FlyATM4E is not a regular ATM research project. And that is not because of the research topic, but due to the human factor: half of the research team are women. Today in the International Day of Women and Girls in Science we interviewed Federica Castino, a PhD candidate at Delft University of Technology and member of the FlyATM4E project.
Is science not interesting for women?
During the school years girls show a similar interest in science as boys do. However, when they reach university levels, the number of women enrolled in scientific careers decreases considerably. Why does this happen? For Federica Castino, one of the obstacles that students experience is a higher exigence: “when you are part of a minority group, you need to perform better than other colleagues, before obtaining the same level of respect. This may be frustrating, and it encourages girls to enrol in fields which are not as affected by this gender bias”.

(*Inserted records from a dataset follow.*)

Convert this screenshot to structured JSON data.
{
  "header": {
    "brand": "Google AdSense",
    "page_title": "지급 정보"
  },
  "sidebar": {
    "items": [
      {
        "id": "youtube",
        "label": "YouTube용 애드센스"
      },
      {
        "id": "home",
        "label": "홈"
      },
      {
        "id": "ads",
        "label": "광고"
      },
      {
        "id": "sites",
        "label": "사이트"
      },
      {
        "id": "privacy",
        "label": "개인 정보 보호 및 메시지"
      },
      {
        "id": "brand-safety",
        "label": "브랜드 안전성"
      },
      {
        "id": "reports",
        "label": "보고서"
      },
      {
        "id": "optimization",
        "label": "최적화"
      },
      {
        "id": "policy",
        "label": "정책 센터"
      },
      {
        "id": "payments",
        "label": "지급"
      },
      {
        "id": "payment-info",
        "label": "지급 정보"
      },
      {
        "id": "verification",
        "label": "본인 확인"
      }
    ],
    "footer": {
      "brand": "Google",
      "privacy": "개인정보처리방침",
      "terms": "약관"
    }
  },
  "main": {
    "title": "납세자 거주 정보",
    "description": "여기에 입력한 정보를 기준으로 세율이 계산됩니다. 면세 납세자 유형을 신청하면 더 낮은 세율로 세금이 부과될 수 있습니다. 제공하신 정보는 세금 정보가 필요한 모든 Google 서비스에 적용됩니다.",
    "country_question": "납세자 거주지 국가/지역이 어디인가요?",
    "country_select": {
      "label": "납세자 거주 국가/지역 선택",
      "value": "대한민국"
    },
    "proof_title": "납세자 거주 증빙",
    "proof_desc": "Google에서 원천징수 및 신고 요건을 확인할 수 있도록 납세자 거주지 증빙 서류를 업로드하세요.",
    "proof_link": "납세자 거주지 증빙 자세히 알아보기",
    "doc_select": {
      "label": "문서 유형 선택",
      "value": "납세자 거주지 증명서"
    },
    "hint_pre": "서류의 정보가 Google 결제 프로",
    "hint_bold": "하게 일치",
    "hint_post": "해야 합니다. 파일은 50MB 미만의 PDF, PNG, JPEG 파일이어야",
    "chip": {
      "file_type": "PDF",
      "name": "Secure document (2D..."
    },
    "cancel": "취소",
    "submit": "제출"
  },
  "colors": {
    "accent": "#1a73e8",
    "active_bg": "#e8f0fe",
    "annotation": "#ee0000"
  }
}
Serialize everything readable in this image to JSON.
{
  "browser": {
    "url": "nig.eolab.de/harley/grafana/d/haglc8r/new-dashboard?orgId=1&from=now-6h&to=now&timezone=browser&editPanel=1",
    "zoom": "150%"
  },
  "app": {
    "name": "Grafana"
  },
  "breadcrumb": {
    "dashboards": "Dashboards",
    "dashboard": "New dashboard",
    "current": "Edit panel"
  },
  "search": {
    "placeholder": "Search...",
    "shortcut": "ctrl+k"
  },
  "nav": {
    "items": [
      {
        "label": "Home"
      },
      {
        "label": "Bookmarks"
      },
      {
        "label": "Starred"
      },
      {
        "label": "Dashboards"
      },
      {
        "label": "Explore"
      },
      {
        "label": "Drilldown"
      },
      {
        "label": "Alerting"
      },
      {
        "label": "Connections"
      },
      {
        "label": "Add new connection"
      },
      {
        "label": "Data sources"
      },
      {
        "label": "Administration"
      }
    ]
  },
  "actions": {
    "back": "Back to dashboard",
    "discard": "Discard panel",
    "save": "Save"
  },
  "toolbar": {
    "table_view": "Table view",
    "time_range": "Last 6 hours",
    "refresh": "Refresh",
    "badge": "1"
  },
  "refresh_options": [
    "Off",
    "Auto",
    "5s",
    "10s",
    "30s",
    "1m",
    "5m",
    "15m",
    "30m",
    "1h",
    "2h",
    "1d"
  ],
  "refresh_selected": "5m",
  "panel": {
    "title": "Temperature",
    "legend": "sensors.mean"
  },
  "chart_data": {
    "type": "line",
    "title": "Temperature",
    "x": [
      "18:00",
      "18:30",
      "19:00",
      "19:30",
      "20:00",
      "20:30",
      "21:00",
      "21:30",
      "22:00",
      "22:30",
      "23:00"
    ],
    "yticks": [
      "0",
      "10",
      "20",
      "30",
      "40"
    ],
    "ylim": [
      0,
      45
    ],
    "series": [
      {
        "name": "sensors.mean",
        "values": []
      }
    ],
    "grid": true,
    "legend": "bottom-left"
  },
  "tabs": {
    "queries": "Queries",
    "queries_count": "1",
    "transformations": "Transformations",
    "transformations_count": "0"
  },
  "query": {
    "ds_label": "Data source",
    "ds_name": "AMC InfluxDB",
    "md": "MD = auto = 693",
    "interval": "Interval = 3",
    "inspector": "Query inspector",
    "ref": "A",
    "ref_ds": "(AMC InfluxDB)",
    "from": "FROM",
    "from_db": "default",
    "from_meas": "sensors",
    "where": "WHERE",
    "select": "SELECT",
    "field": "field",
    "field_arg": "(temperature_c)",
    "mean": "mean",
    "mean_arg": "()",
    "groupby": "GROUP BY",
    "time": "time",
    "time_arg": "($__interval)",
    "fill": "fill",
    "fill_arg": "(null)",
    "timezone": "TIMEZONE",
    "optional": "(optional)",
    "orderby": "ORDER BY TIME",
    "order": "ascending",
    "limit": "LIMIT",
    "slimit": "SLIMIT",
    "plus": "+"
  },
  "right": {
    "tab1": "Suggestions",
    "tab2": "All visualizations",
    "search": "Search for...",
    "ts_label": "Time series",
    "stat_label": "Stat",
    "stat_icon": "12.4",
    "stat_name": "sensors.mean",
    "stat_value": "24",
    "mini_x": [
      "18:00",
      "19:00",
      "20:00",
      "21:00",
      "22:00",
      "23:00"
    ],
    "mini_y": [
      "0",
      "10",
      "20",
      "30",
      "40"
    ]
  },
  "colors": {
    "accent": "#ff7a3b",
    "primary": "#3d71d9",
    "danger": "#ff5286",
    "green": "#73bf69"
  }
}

According to eldiario.es, in the UK, less than 20% of young women start science careers. From this decision derives the subsequent percentage of representation that women achieve in scientific institutions. For example, in CSIC, the Spanish state agency for scientific research and technological development, only 35% of the scientific research personnel are women.
“A more diverse and safe work environment would facilitate women to go into Science”, maintains Federica, who personally feels fortunate about having met many women in positions of leadership in the aviation sector, “because of their presence, I believe that more and more of the obstacles that women have to overcome in the scientific field are finally being identified and addressed”.
One of them is Sigrun Matthes, FlyATM4E Project Leader and DLR Project Coordinator. For Sigrun, DLR’s internal leadership programme has played an important role because this research centre “is acting systematically as equal opportunity employer”, she said in an interview for SESAR Joint Undertaking.
How can we start building a more equal work environment?
Federica points at the importance of communication: “I believe it is crucial that all scientists, including men, participate in the discussions about gender equality”, because according to her experience, she found that mainly women are interested in talking about equality in science. “However, what needs to change urgently is the behaviour of the people which are leading the community at the moment, to stop discouraging women to pursue scientific careers”.